#### WHAT THE TASK REQUIRES
In the listing that follows, how many lines include the word "true"? Only the number is wanted.

#### MATERIALS PROVIDED
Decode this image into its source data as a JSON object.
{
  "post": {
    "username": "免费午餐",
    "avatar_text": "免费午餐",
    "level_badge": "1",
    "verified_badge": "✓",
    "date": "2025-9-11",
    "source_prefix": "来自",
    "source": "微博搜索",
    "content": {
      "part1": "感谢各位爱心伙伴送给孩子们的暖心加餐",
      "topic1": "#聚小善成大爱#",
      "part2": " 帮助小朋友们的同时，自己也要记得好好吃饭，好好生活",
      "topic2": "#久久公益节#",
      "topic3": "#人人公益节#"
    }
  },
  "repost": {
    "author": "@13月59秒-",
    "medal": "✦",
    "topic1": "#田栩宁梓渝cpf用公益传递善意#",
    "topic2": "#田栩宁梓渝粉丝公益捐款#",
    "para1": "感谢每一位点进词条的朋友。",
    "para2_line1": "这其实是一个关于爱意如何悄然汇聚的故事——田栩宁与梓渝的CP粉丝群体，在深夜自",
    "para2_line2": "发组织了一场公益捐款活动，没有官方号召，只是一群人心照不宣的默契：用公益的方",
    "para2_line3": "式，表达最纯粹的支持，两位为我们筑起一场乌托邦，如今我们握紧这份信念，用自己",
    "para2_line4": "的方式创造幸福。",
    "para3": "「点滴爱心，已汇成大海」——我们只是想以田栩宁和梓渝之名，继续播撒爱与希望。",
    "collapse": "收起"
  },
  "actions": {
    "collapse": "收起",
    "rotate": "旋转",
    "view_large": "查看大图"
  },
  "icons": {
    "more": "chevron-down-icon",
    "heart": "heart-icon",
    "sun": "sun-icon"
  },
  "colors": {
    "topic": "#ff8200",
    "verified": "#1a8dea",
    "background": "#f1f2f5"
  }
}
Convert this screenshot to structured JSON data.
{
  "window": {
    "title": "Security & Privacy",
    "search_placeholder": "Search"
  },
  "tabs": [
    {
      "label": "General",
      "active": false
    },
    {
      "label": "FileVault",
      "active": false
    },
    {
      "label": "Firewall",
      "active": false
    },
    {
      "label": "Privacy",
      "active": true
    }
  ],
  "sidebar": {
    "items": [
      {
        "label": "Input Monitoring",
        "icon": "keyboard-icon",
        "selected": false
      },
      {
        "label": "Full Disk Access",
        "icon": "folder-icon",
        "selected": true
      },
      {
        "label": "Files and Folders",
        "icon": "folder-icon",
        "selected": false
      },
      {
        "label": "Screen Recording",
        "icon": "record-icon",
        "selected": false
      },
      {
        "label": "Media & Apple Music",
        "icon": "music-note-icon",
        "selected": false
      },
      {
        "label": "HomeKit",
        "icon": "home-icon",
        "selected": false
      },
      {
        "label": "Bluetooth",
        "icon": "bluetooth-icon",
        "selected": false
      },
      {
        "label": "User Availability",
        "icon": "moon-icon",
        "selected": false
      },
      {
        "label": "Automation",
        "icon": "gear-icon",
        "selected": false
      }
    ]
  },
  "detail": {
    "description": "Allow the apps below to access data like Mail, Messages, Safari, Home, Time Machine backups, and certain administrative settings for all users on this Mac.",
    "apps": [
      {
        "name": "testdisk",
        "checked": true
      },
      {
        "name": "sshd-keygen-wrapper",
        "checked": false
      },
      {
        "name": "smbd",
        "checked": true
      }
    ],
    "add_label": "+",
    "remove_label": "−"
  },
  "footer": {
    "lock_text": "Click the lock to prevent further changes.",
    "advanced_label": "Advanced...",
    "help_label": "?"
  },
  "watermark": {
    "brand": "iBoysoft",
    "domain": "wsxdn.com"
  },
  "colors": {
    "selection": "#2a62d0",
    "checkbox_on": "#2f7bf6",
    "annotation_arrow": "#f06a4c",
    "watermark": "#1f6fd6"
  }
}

#### OUTPUT BELOW
4